The remix album is always a trickyone, and easy to explain for outfits such as TheOrb and Armand Van Helden who have made aname for themselves in remixing, or in the case ofpeople like Steve Reich who have submittedtheir work for reinterpretation by other artists.
But when it comes to The Faint, it’seasy to detect a stop gap being filled, particularlyas they admit on their website that “it will be awhile yet” before the next album.
There’s some impressive names onremix duty here. Paul Oakenfold, Photek, Jacques Lu Cont and JuniorSanchez head the queue, whilst it’s good to seeother less known names such as Jagz Kooner andMojolators included.
Opening up, Lu Cont’sbreezy Thin White Duke take on the Conductor grinds toa halt for the vocals, overdoing the strings a tadbefore normal service is resumed.

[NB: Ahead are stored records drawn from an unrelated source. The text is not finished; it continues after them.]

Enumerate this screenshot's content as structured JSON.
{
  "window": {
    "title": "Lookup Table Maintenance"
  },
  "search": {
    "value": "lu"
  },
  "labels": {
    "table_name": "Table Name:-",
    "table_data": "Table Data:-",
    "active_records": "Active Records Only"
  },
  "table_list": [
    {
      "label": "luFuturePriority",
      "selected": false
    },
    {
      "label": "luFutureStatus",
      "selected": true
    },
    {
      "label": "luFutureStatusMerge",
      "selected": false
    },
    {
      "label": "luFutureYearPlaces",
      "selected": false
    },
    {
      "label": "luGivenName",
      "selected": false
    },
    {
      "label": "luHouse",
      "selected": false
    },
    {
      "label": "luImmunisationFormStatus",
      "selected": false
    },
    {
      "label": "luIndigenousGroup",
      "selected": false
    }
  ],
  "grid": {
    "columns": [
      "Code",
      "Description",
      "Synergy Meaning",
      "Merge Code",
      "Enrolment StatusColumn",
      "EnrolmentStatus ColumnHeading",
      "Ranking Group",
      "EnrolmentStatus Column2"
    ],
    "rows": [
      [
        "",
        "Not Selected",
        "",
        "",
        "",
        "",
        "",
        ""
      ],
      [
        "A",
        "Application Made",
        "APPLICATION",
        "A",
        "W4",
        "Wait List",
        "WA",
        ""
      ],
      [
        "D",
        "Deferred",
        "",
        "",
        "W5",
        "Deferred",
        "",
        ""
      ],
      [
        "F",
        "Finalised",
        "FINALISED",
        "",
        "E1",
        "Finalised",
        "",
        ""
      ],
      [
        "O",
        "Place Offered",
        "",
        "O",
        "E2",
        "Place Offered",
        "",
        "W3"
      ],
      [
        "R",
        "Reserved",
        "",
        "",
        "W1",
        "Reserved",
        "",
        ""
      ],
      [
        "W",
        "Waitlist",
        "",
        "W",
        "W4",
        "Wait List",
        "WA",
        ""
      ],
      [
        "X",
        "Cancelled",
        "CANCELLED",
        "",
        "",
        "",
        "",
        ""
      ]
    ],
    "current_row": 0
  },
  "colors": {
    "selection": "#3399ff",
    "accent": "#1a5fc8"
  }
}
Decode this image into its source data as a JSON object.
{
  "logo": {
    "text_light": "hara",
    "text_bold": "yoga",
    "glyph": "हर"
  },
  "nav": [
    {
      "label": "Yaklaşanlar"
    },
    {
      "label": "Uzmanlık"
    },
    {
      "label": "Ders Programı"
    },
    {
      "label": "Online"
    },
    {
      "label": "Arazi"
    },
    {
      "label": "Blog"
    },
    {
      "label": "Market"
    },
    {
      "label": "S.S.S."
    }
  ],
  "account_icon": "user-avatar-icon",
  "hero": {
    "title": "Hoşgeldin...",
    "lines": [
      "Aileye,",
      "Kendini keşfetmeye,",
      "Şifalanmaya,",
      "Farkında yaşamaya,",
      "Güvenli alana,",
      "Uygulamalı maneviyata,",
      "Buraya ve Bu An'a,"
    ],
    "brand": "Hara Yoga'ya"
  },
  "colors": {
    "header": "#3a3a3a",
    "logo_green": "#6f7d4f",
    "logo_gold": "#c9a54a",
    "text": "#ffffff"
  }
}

Then there’s thefirst mix of Posed To Death, with an inventive mixfrom The Calculators which is surprisingly annoying!
Oakenfold’s mix of Glass Danse is one of the bestthings here, a big breakbeat sound emerging from somesubtle production touches. Photek’s take onTotal Job is very Gary Numan, dark andmenacing, always threatening to speed up but neverquite moving forward quickly enough. In fact a commontheme of the album is that the remixes are curiouslyundanceable, and for the most part I found my feetrooted to the ground. A good example of this isJagz Kooner’s take on Agenda Suicide, which is fast butineffective.
Best beat, by a country mile, isthe Mojolators’ four to the floor selection. If theother nine tracks here had half their funk this wouldbe a collection well worth getting. As it is, thisDanse Macabre is disjointed, lacks true variety andfalls well short of being that rare thing – a goodremix album.